Microsoft has released an artificial intelligence (AI)-powered tool to help developers categorise bugs and features that need to be addressed in forthcoming releases.
The software giant's machine learning system classifies bugs as security or non-security with a 99% accuracy, and also determines whether a bug is critical or non-critical with a 97% accuracy rating.
With ambitions to build a system with a level of accuracy as close as possible to a security expert, Microsoft fed its machine learning model with bugs labelled as security and non-security. Once this was trained, it could then label data that was not pre-classified.
"Every day, software developers stare down a long list of features and bugs that need to be addressed," said Microsoft’s senior security program manager Scott Christiansen, and data and applied scientist Mayana Pereira.
"Security professionals try to help by using automated tools to prioritize security bugs, but too often, engineers waste time on false positives or miss a critical security vulnerability that has been misclassified.
"At Microsoft, 47,000 developers generate nearly 30 thousand bugs a month. These items get stored across over 100 AzureDevOps and GitHub repositories. To better label and prioritize bugs at that scale, we couldn’t just apply more people to the problem. However, large volumes of semi-curated data are perfect for machine learning."
Because the system needs to be as accurate as a security expert, security professionals approved training data before this was fed into the machine learning model. Once the model was operational, they were brought back to evaluate the model in production.
The project began with data science and the collection of all data types and sources to evaluate quality. Security experts were then brought in to review the data and confirm the labels assigned were correct.
Data scientists then chose a modelling technique, trained the model, and evaluated performance. Finally, security experts evaluated the model in production by monitoring the average number of bugs and manually reviewing a random sample.
The mechanism uses a step-step machine learning model operation; first learning how to classify between security and non-security bugs and then to apply a severity rating.
As a result of the level of accuracy, Microsoft now believes it’s catching more security vulnerabilities before they are exploited in the wild.

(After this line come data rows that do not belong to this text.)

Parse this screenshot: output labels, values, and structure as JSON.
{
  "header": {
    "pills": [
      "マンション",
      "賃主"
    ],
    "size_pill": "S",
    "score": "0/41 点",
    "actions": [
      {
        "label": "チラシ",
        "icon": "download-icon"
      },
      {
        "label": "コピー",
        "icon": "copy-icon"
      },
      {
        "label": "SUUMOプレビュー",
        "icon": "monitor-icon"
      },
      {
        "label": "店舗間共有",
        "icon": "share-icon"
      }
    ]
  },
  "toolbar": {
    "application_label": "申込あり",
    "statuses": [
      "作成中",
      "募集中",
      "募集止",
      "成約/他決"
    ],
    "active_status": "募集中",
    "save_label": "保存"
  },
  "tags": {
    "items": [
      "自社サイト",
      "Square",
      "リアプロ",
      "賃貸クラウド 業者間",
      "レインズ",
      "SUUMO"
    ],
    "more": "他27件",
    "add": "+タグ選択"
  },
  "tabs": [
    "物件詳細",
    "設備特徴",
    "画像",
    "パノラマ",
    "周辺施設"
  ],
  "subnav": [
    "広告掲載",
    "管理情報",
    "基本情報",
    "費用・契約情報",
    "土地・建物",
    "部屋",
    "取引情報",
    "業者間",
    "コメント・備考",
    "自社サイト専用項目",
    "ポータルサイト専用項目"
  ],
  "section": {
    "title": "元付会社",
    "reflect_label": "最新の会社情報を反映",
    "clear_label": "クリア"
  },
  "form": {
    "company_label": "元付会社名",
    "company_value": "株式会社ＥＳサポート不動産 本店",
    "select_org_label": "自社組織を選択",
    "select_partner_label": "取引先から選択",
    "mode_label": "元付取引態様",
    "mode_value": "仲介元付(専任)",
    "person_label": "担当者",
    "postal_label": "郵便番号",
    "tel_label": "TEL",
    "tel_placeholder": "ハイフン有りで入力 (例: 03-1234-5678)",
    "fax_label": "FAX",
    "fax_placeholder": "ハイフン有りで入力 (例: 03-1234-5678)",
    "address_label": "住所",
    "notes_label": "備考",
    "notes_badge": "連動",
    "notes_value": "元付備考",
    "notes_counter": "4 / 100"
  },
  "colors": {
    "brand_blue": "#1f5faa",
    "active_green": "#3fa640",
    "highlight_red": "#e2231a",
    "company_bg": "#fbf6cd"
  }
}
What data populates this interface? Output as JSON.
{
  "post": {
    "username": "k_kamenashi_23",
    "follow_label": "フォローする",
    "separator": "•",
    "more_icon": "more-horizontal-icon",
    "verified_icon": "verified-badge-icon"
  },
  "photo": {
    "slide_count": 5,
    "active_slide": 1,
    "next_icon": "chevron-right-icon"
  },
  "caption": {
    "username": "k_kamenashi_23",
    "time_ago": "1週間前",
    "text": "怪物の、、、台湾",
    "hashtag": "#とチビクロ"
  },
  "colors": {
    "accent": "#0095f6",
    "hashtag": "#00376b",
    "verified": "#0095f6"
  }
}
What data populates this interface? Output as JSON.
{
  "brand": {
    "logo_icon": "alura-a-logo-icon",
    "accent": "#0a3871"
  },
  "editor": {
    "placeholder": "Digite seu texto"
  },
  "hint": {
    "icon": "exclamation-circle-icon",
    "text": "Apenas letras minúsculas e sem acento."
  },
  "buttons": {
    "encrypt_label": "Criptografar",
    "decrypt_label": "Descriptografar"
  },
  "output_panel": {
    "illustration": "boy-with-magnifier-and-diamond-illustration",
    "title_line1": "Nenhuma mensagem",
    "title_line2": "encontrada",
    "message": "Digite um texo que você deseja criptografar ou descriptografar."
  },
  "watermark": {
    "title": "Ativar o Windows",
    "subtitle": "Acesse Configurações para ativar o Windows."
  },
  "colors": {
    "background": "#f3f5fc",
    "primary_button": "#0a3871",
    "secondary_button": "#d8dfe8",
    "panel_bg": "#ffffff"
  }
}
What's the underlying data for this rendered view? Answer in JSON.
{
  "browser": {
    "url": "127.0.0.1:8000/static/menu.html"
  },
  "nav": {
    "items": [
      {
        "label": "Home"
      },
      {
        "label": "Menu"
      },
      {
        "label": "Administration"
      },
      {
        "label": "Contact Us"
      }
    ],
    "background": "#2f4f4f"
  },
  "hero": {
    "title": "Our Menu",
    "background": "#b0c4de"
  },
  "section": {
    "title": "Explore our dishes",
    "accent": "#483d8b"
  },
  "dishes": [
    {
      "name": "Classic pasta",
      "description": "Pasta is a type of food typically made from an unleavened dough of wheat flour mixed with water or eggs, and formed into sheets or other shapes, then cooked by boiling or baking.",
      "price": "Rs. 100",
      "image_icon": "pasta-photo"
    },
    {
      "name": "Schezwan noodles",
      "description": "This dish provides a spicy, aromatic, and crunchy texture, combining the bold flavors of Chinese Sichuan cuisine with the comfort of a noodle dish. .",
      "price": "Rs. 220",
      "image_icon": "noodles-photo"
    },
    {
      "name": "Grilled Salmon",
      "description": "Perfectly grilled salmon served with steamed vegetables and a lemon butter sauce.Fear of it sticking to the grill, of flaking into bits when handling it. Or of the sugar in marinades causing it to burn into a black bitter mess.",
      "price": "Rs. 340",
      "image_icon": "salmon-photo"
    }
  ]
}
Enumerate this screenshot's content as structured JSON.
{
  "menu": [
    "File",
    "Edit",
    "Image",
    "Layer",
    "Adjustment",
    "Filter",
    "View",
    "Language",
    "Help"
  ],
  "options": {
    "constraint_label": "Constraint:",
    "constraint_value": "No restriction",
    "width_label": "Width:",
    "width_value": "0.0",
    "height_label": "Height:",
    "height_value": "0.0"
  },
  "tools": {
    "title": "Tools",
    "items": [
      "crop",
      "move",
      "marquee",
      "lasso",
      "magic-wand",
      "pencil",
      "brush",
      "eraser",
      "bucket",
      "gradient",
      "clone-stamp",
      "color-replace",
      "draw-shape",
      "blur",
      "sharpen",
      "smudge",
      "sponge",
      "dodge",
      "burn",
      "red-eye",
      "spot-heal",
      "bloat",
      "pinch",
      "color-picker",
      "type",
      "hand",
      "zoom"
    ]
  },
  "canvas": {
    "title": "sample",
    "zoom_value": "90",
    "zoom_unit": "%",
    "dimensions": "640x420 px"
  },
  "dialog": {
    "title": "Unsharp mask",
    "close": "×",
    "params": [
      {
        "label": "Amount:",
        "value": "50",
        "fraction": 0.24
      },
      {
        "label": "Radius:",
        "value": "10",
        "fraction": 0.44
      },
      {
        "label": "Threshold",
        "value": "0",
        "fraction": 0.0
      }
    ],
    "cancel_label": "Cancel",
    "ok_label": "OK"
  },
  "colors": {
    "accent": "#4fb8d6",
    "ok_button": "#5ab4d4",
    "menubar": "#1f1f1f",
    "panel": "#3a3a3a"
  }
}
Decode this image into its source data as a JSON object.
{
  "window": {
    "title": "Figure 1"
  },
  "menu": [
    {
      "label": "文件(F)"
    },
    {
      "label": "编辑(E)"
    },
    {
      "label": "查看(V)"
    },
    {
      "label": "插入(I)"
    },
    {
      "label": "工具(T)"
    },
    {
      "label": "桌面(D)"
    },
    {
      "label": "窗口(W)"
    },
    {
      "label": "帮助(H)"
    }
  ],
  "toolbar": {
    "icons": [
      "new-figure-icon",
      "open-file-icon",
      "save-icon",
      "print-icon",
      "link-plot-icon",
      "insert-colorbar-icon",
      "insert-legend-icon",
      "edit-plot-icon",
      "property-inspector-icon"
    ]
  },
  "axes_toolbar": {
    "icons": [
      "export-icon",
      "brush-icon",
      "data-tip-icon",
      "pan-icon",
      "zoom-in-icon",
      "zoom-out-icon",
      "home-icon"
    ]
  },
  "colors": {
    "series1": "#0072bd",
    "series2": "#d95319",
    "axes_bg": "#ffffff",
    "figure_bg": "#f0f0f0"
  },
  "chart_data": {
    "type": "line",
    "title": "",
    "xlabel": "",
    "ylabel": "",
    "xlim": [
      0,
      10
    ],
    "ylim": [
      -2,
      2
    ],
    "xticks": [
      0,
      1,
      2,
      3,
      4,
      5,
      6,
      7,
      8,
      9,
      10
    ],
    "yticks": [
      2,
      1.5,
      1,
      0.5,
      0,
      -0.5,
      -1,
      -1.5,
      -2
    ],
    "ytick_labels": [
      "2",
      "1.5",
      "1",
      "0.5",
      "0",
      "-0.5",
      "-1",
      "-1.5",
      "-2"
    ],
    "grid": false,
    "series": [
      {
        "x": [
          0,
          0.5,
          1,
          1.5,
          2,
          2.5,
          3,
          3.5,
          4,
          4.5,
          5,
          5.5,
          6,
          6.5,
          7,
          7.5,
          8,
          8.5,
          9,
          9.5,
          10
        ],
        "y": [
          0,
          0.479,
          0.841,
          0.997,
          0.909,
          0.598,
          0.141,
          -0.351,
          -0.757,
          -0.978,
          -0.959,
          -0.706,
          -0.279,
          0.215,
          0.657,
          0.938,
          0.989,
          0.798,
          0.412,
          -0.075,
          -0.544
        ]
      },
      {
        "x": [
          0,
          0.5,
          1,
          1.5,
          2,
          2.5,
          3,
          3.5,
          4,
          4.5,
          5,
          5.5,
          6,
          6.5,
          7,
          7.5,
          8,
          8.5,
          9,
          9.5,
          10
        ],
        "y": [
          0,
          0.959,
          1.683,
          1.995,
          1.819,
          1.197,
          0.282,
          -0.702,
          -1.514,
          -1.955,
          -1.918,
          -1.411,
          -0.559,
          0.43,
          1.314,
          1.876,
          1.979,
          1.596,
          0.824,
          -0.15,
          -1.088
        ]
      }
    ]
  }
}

Development teams can read details in a published academic paper, with the machine learning methodology set to be open-sourced through GitHub in the coming months.